Data records for software interfaces:

########

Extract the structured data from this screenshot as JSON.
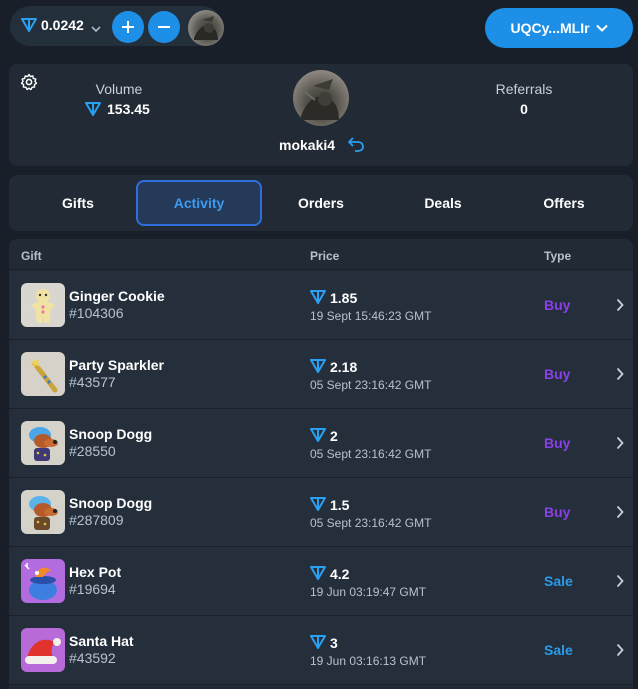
{
  "header": {
    "balance": "0.0242",
    "wallet_address": "UQCy...MLIr"
  },
  "profile": {
    "volume_label": "Volume",
    "volume_value": "153.45",
    "referrals_label": "Referrals",
    "referrals_value": "0",
    "username": "mokaki4"
  },
  "tabs": [
    {
      "label": "Gifts",
      "active": false
    },
    {
      "label": "Activity",
      "active": true
    },
    {
      "label": "Orders",
      "active": false
    },
    {
      "label": "Deals",
      "active": false
    },
    {
      "label": "Offers",
      "active": false
    }
  ],
  "table": {
    "columns": {
      "gift": "Gift",
      "price": "Price",
      "type": "Type"
    },
    "rows": [
      {
        "name": "Ginger Cookie",
        "number": "#104306",
        "price": "1.85",
        "date": "19 Sept 15:46:23 GMT",
        "type": "Buy"
      },
      {
        "name": "Party Sparkler",
        "number": "#43577",
        "price": "2.18",
        "date": "05 Sept 23:16:42 GMT",
        "type": "Buy"
      },
      {
        "name": "Snoop Dogg",
        "number": "#28550",
        "price": "2",
        "date": "05 Sept 23:16:42 GMT",
        "type": "Buy"
      },
      {
        "name": "Snoop Dogg",
        "number": "#287809",
        "price": "1.5",
        "date": "05 Sept 23:16:42 GMT",
        "type": "Buy"
      },
      {
        "name": "Hex Pot",
        "number": "#19694",
        "price": "4.2",
        "date": "19 Jun 03:19:47 GMT",
        "type": "Sale"
      },
      {
        "name": "Santa Hat",
        "number": "#43592",
        "price": "3",
        "date": "19 Jun 03:16:13 GMT",
        "type": "Sale"
      }
    ]
  },
  "colors": {
    "accent": "#1e8fe6",
    "buy": "#8a3fe8",
    "sale": "#2b9be8",
    "background": "#181f28",
    "card": "#212a35"
  },
  "icons": {
    "currency": "ton-diamond-icon",
    "settings": "gear-icon",
    "share": "share-icon",
    "row_arrow": "chevron-right-icon"
  }
}
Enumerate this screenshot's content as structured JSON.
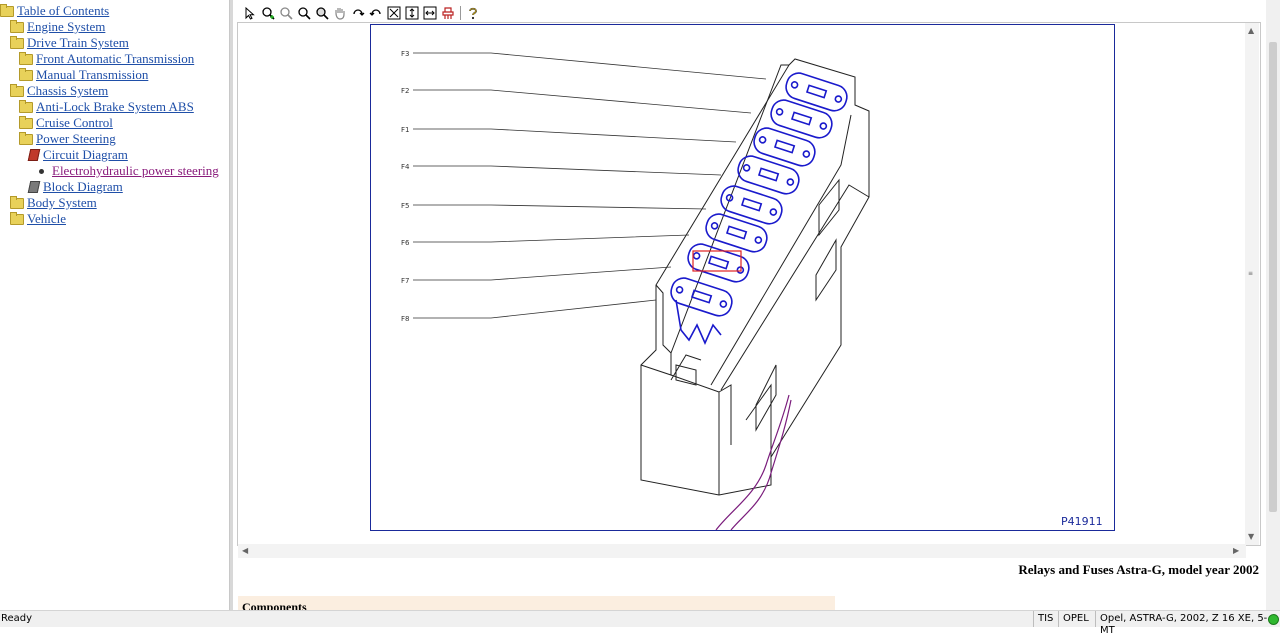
{
  "tree": {
    "items": [
      {
        "label": "Table of Contents",
        "icon": "folder-open-icon"
      },
      {
        "label": "Engine System",
        "icon": "folder-icon"
      },
      {
        "label": "Drive Train System",
        "icon": "folder-icon"
      },
      {
        "label": "Front Automatic Transmission",
        "icon": "folder-icon"
      },
      {
        "label": "Manual Transmission",
        "icon": "folder-icon"
      },
      {
        "label": "Chassis System",
        "icon": "folder-open-icon"
      },
      {
        "label": "Anti-Lock Brake System ABS",
        "icon": "folder-icon"
      },
      {
        "label": "Cruise Control",
        "icon": "folder-icon"
      },
      {
        "label": "Power Steering",
        "icon": "folder-open-icon"
      },
      {
        "label": "Circuit Diagram",
        "icon": "book-open-icon"
      },
      {
        "label": "Electrohydraulic power steering",
        "icon": "bullet-icon"
      },
      {
        "label": "Block Diagram",
        "icon": "book-icon"
      },
      {
        "label": "Body System",
        "icon": "folder-icon"
      },
      {
        "label": "Vehicle",
        "icon": "folder-icon"
      }
    ]
  },
  "toolbar": {
    "tools": [
      "select-arrow-icon",
      "zoom-in-icon",
      "zoom-out-icon",
      "zoom-icon",
      "zoom-area-icon",
      "pan-hand-icon",
      "rotate-cw-icon",
      "rotate-ccw-icon",
      "fit-page-icon",
      "fit-height-icon",
      "fit-width-icon",
      "highlight-icon",
      "help-icon"
    ]
  },
  "drawing": {
    "fuse_labels": [
      "F3",
      "F2",
      "F1",
      "F4",
      "F5",
      "F6",
      "F7",
      "F8"
    ],
    "figure_id": "P41911",
    "colors": {
      "frame": "#1a2a9a",
      "highlight": "#1a1acc",
      "selection": "#e02020",
      "wire": "#7a1c7c"
    }
  },
  "caption": "Relays and Fuses Astra-G, model year 2002",
  "section_heading": "Components",
  "status": {
    "text": "Ready",
    "system": "TIS",
    "brand": "OPEL",
    "vehicle": "Opel, ASTRA-G, 2002, Z 16 XE, 5-MT",
    "led_color": "#2fb82f"
  }
}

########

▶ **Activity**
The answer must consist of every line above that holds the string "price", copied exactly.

▶ **Answer to this task**
      "price": "Price",
        "price": "1.85",
        "price": "2.18",
        "price": "2",
        "price": "1.5",
        "price": "4.2",
        "price": "3",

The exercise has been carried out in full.